Kerry, meanwhile, highlights what he considers some early successes. He mentions getting 92 percent of the chemical weapons out of Syria, although many say the last 8 percent are the most crucial — and there are new reports that Syria has been using chlorine. He talks about negotiations with Iran, although that’s a work in progress. And he insists he’s not giving up hope on peace between Israelis and the Palestinians.
He returns to the idea that the United States is not engaged enough in the world. One of the reasons, he says, is a lack of federal funds that prevents the United States from investing in development projects the way the country did after World War II. It is a topic he has taken up with Obama and which the administration is trying to address.
But what crucial for for Kerry is the diminished way too many have come to think about American power and influence — not that he is nostalgic for anything like the excesses of aggression he critiqued as an undergraduate.

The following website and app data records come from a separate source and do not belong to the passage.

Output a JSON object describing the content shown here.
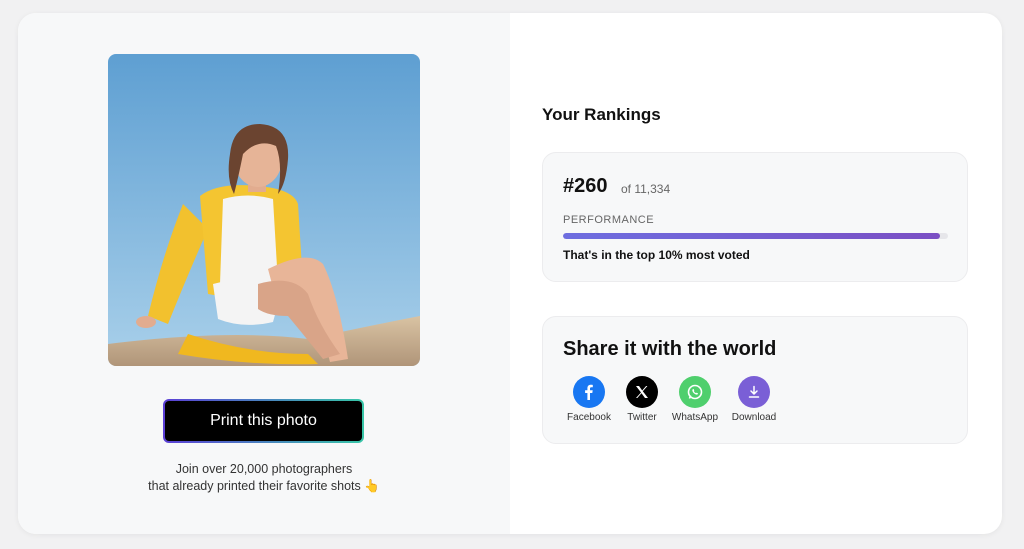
{
  "left": {
    "print_button_label": "Print this photo",
    "join_line1": "Join over 20,000 photographers",
    "join_line2": "that already printed their favorite shots",
    "join_emoji": "👆"
  },
  "rankings": {
    "title": "Your Rankings",
    "rank": "#260",
    "of_total": "of 11,334",
    "performance_label": "PERFORMANCE",
    "performance_fraction": 0.98,
    "top_text": "That's in the top 10% most voted"
  },
  "share": {
    "title": "Share it with the world",
    "items": [
      {
        "label": "Facebook",
        "icon": "facebook-icon",
        "color": "#1877f2"
      },
      {
        "label": "Twitter",
        "icon": "x-icon",
        "color": "#000000"
      },
      {
        "label": "WhatsApp",
        "icon": "whatsapp-icon",
        "color": "#4fcf6d"
      },
      {
        "label": "Download",
        "icon": "download-icon",
        "color": "#7a5fd6"
      }
    ]
  }
}
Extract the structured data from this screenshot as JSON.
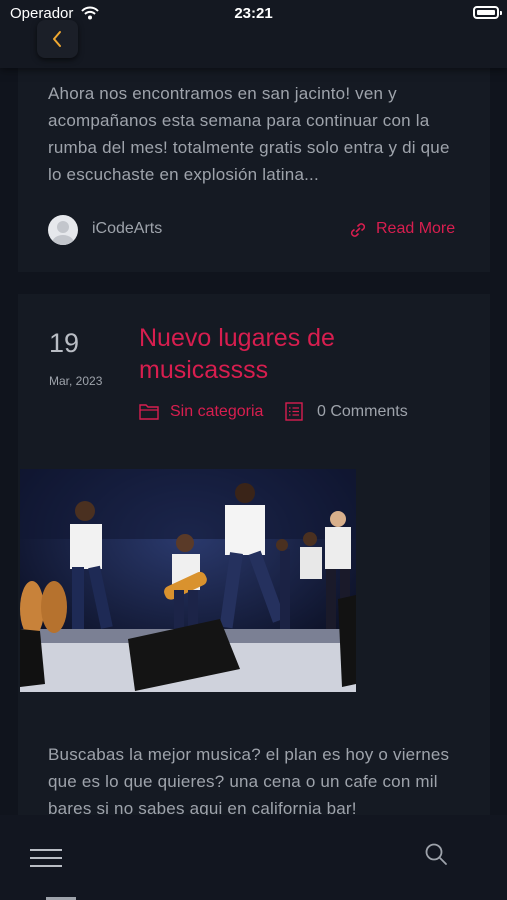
{
  "status_bar": {
    "carrier": "Operador",
    "time": "23:21"
  },
  "post1": {
    "excerpt": "Ahora nos encontramos en san jacinto! ven y acompañanos esta semana para continuar con la rumba del mes! totalmente gratis solo entra y di que lo escuchaste en explosión latina...",
    "author": "iCodeArts",
    "read_more": "Read More"
  },
  "post2": {
    "day": "19",
    "date": "Mar, 2023",
    "title": "Nuevo lugares de musicassss",
    "category": "Sin categoria",
    "comments": "0 Comments",
    "excerpt": "Buscabas la mejor musica? el plan es hoy o viernes que es lo que quieres? una cena o un cafe con mil bares si no sabes aqui en california bar!"
  },
  "colors": {
    "accent": "#d81e4f",
    "background": "#10141d",
    "card": "#151a23"
  },
  "icons": [
    "wifi-icon",
    "battery-icon",
    "back-chevron-icon",
    "link-icon",
    "folder-icon",
    "list-icon",
    "menu-icon",
    "search-icon"
  ]
}
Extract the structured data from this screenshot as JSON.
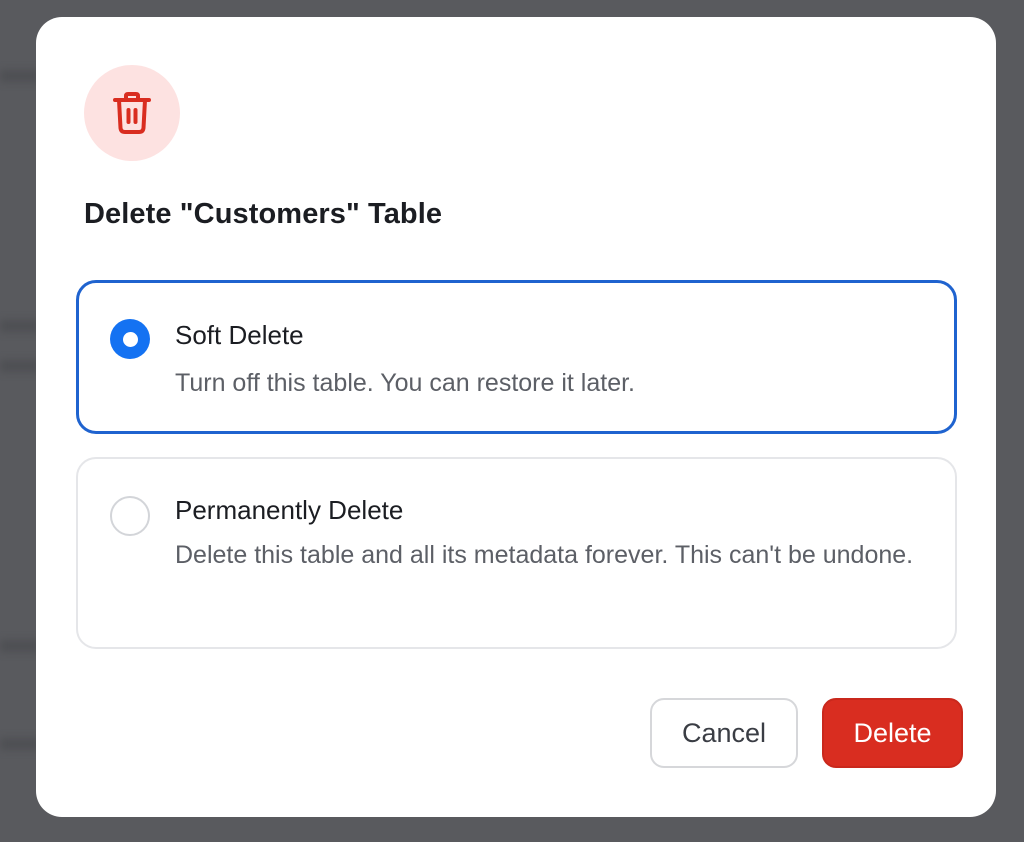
{
  "dialog": {
    "title": "Delete \"Customers\" Table",
    "icon": "trash-icon",
    "accent_color": "#d92d20",
    "selected_color": "#1472f2"
  },
  "options": [
    {
      "label": "Soft Delete",
      "description": "Turn off this table. You can restore it later.",
      "selected": true
    },
    {
      "label": "Permanently Delete",
      "description": "Delete this table and all its metadata forever. This can't be undone.",
      "selected": false
    }
  ],
  "buttons": {
    "cancel_label": "Cancel",
    "delete_label": "Delete"
  }
}
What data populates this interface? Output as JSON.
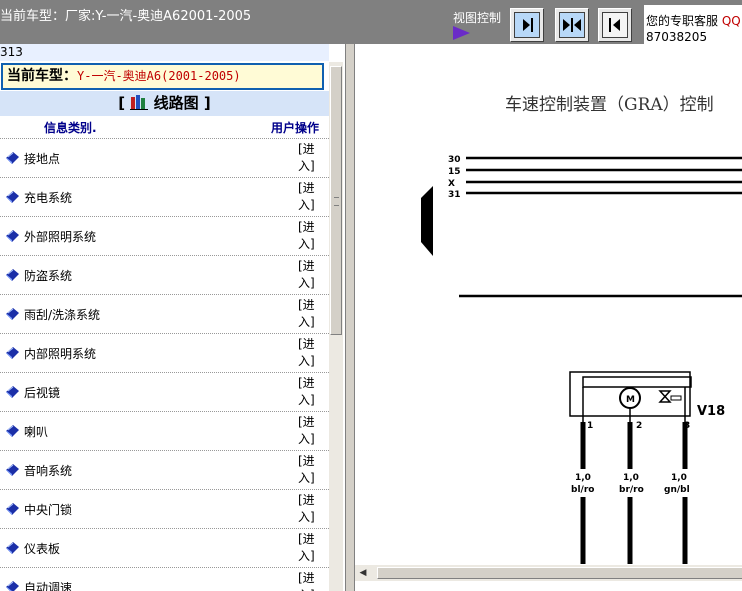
{
  "header": {
    "breadcrumb": "当前车型：厂家:Y-一汽-奥迪A62001-2005",
    "view_control_label": "视图控制",
    "customer_service": {
      "label": "您的专职客服",
      "suffix": "QQ",
      "phone": "87038205"
    }
  },
  "left": {
    "page_number": "313",
    "car_model": {
      "label": "当前车型：",
      "value": "Y-一汽-奥迪A6(2001-2005)"
    },
    "section_title": "线路图",
    "section_bracket_open": "[",
    "section_bracket_close": "]",
    "columns": {
      "category": "信息类别.",
      "action": "用户操作"
    },
    "action_line1": "[进",
    "action_line2": "入]",
    "items": [
      "接地点",
      "充电系统",
      "外部照明系统",
      "防盗系统",
      "雨刮/洗涤系统",
      "内部照明系统",
      "后视镜",
      "喇叭",
      "音响系统",
      "中央门锁",
      "仪表板",
      "自动调速"
    ]
  },
  "diagram": {
    "title": "车速控制装置（GRA）控制",
    "rails": [
      "30",
      "15",
      "X",
      "31"
    ],
    "component": "V18",
    "pins": [
      "1",
      "2",
      "3"
    ],
    "wire_gauges": [
      "1,0",
      "1,0",
      "1,0"
    ],
    "wire_colors": [
      "bl/ro",
      "br/ro",
      "gn/bl"
    ]
  },
  "colors": {
    "header_bg": "#808080",
    "accent_red": "#c00000",
    "link_blue": "#00008b",
    "button_blue": "#b8d8f8"
  }
}
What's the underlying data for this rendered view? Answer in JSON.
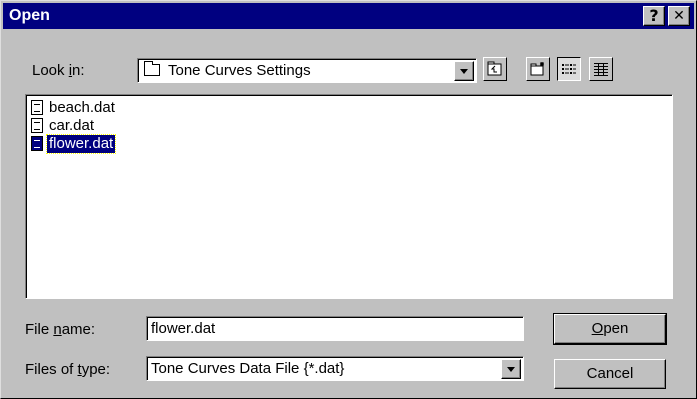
{
  "window": {
    "title": "Open",
    "help_glyph": "?",
    "close_glyph": "✕"
  },
  "look_in": {
    "label_pre": "Look ",
    "label_ul": "i",
    "label_post": "n:",
    "value": "Tone Curves Settings",
    "icon": "folder-icon"
  },
  "toolbar": {
    "items": [
      "up-one-level-icon",
      "create-new-folder-icon",
      "list-view-icon",
      "details-view-icon"
    ]
  },
  "files": [
    {
      "name": "beach.dat",
      "selected": false
    },
    {
      "name": "car.dat",
      "selected": false
    },
    {
      "name": "flower.dat",
      "selected": true
    }
  ],
  "file_name": {
    "label_pre": "File ",
    "label_ul": "n",
    "label_post": "ame:",
    "value": "flower.dat"
  },
  "file_type": {
    "label_pre": "Files of ",
    "label_ul": "t",
    "label_post": "ype:",
    "value": "Tone Curves Data File {*.dat}"
  },
  "buttons": {
    "open_ul": "O",
    "open_rest": "pen",
    "cancel": "Cancel"
  },
  "colors": {
    "titlebar": "#000080",
    "face": "#c0c0c0",
    "selection": "#000080"
  }
}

“I just think we’re not as quick to pick up the baton as we were, perhaps, back then,” Kerry added. “There’s a lot of cynicism around, a lot of doubts about what can be achieved. You know, I think if there’s one dominant feature that sort of characterizes the American political process right now, and even global challenges, it’s frustration.”Matt Viser can be reached at firstname.lastname@example.org.